== ENTRIES PROVIDED

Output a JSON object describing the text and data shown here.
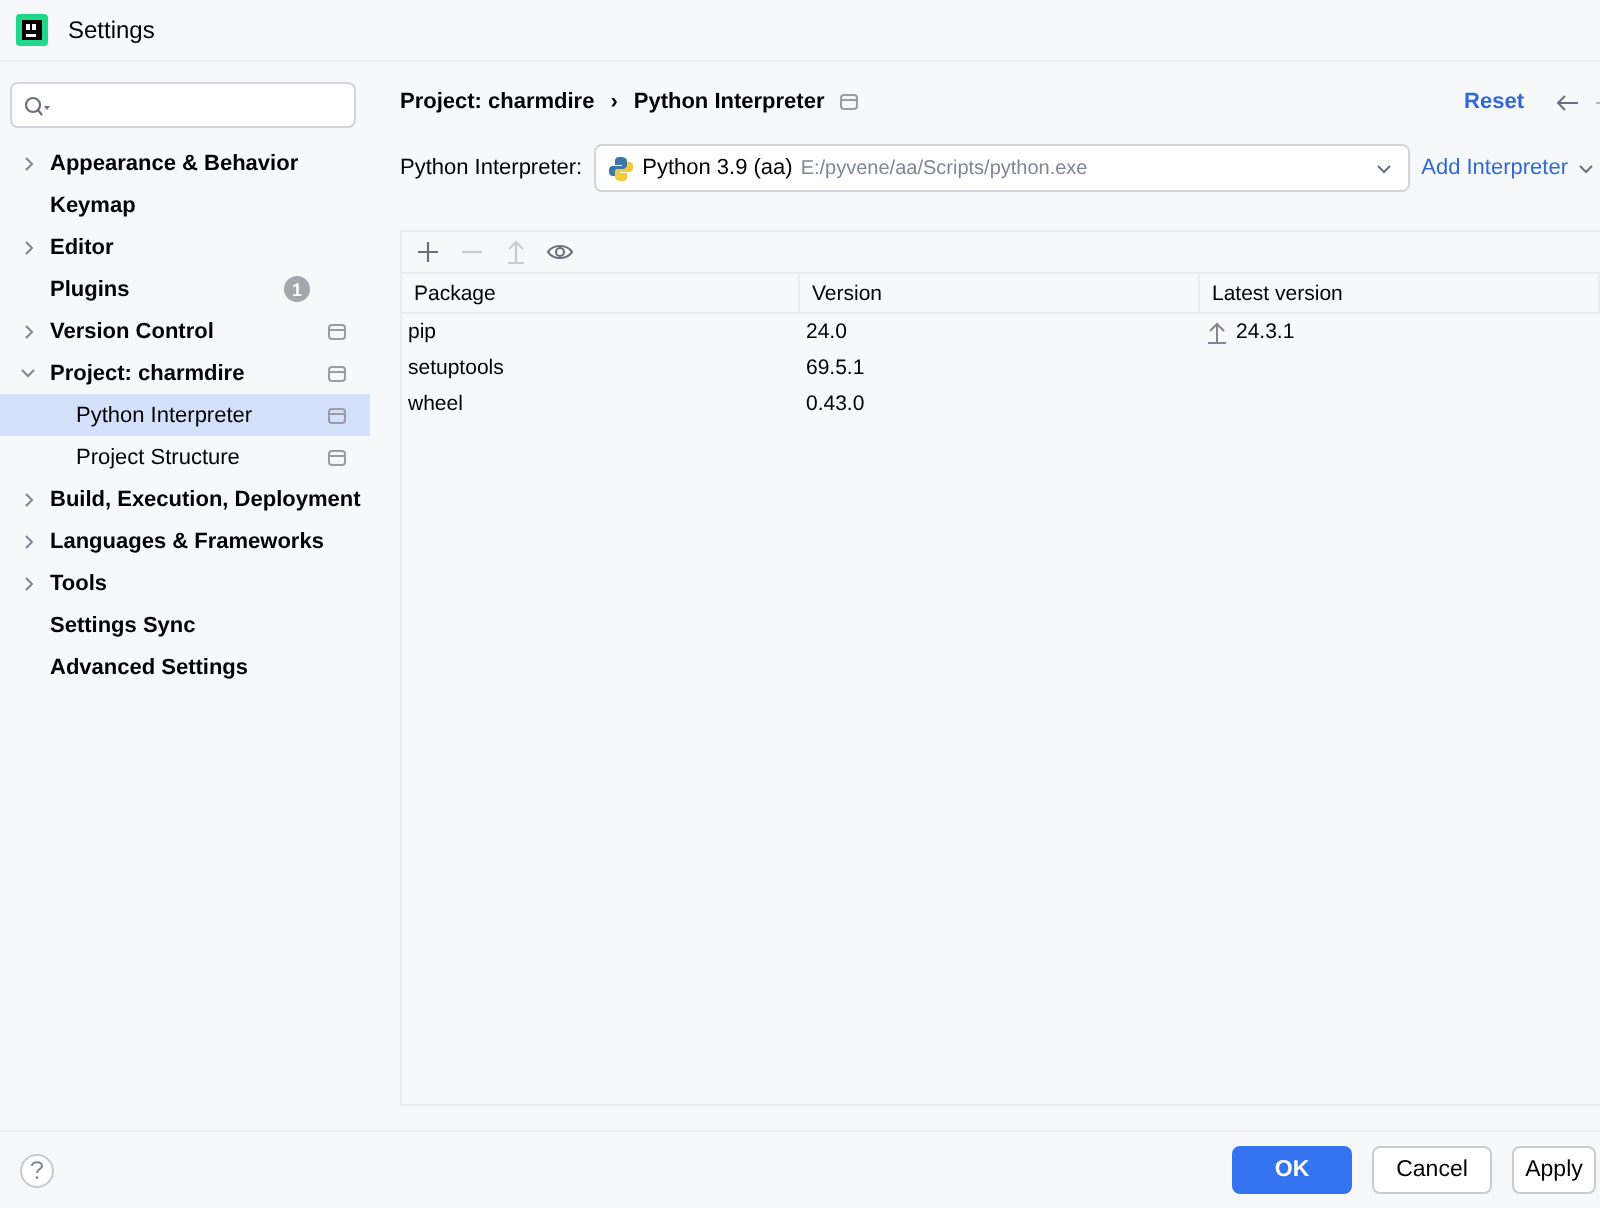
{
  "window": {
    "title": "Settings"
  },
  "sidebar": {
    "items": [
      {
        "label": "Appearance & Behavior",
        "expanded": false,
        "selected": false,
        "project_scope": false
      },
      {
        "label": "Keymap",
        "selected": false,
        "project_scope": false
      },
      {
        "label": "Editor",
        "expanded": false,
        "selected": false,
        "project_scope": false
      },
      {
        "label": "Plugins",
        "selected": false,
        "project_scope": false,
        "badge": "1"
      },
      {
        "label": "Version Control",
        "expanded": false,
        "selected": false,
        "project_scope": true
      },
      {
        "label": "Project: charmdire",
        "expanded": true,
        "selected": false,
        "project_scope": true,
        "children": [
          {
            "label": "Python Interpreter",
            "selected": true,
            "project_scope": true
          },
          {
            "label": "Project Structure",
            "selected": false,
            "project_scope": true
          }
        ]
      },
      {
        "label": "Build, Execution, Deployment",
        "expanded": false,
        "selected": false,
        "project_scope": false
      },
      {
        "label": "Languages & Frameworks",
        "expanded": false,
        "selected": false,
        "project_scope": false
      },
      {
        "label": "Tools",
        "expanded": false,
        "selected": false,
        "project_scope": false
      },
      {
        "label": "Settings Sync",
        "selected": false,
        "project_scope": false
      },
      {
        "label": "Advanced Settings",
        "selected": false,
        "project_scope": false
      }
    ]
  },
  "header": {
    "breadcrumb": [
      "Project: charmdire",
      "Python Interpreter"
    ],
    "separator": "›",
    "reset": "Reset"
  },
  "interpreter": {
    "label": "Python Interpreter:",
    "name": "Python 3.9 (aa)",
    "path": "E:/pyvene/aa/Scripts/python.exe",
    "add": "Add Interpreter"
  },
  "toolbar": [
    {
      "kind": "add",
      "disabled": false
    },
    {
      "kind": "remove",
      "disabled": true
    },
    {
      "kind": "upgrade",
      "disabled": true
    },
    {
      "kind": "show",
      "disabled": false
    }
  ],
  "table": {
    "columns": [
      "Package",
      "Version",
      "Latest version"
    ],
    "rows": [
      {
        "package": "pip",
        "version": "24.0",
        "latest": "24.3.1",
        "upgradable": true
      },
      {
        "package": "setuptools",
        "version": "69.5.1",
        "upgradable": false
      },
      {
        "package": "wheel",
        "version": "0.43.0",
        "upgradable": false
      }
    ]
  },
  "footer": {
    "buttons": [
      {
        "label": "OK",
        "primary": true
      },
      {
        "label": "Cancel",
        "primary": false
      },
      {
        "label": "Apply",
        "primary": false
      }
    ]
  }
}
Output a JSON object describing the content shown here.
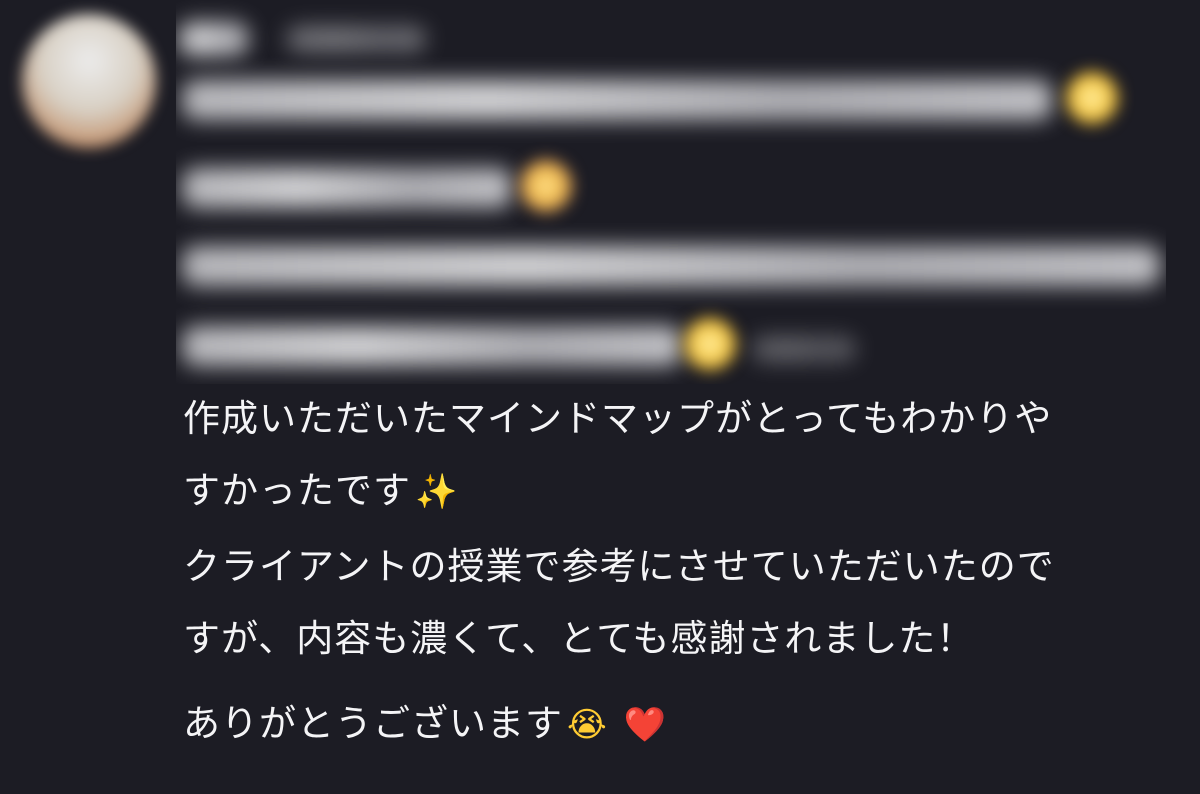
{
  "colors": {
    "background": "#1c1c24",
    "text": "#f4f4f6",
    "heart": "#e0222e"
  },
  "message": {
    "lines": [
      "作成いただいたマインドマップがとってもわかりや",
      "すかったです",
      "クライアントの授業で参考にさせていただいたので",
      "すが、内容も濃くて、とても感謝されました！",
      "ありがとうございます"
    ],
    "emojis": {
      "sparkles": "✨",
      "crying": "😭",
      "heart": "❤️"
    }
  }
}
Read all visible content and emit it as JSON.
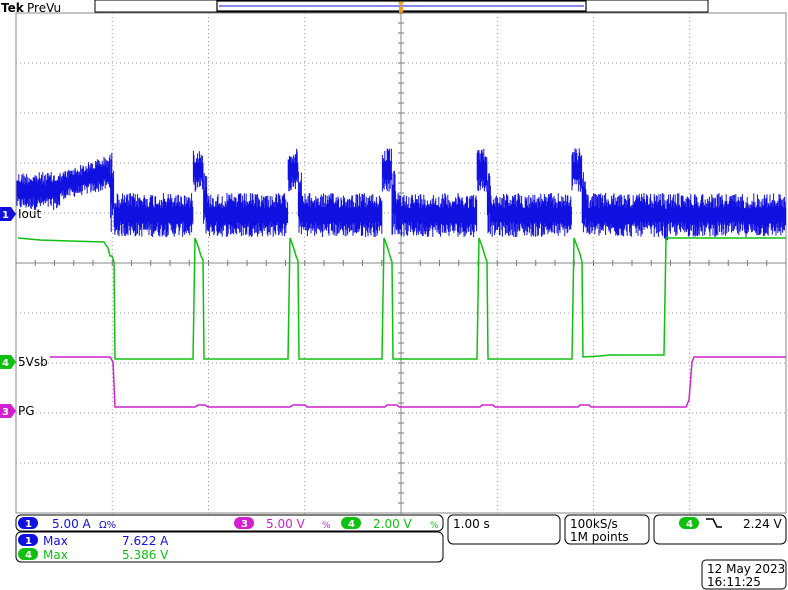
{
  "header": {
    "brand": "Tek",
    "mode": "PreVu"
  },
  "channels": {
    "ch1": {
      "number": "1",
      "label": "Iout",
      "scale": "5.00 A",
      "coupling_icon": "Ω%",
      "color": "#1010e0"
    },
    "ch3": {
      "number": "3",
      "label": "PG",
      "scale": "5.00 V",
      "coupling_icon": "%",
      "color": "#d020d0"
    },
    "ch4": {
      "number": "4",
      "label": "5Vsb",
      "scale": "2.00 V",
      "coupling_icon": "%",
      "color": "#10c010"
    }
  },
  "measurements": [
    {
      "channel": "1",
      "type": "Max",
      "value": "7.622 A"
    },
    {
      "channel": "4",
      "type": "Max",
      "value": "5.386 V"
    }
  ],
  "timebase": "1.00 s",
  "acquisition": {
    "sample_rate": "100kS/s",
    "record_length": "1M points"
  },
  "trigger": {
    "channel": "4",
    "slope_icon": "falling-edge",
    "level": "2.24 V"
  },
  "datetime": {
    "date": "12 May 2023",
    "time": "16:11:25"
  },
  "colors": {
    "ch1": "#1010e0",
    "ch3": "#d020d0",
    "ch4": "#10c010",
    "grid": "#9a9a9a"
  }
}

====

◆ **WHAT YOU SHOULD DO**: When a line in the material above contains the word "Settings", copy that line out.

◆ **EXERCISE RESPONSE**:
    "title": "Settings"
        "label": "Settings Sync",
        "label": "Advanced Settings",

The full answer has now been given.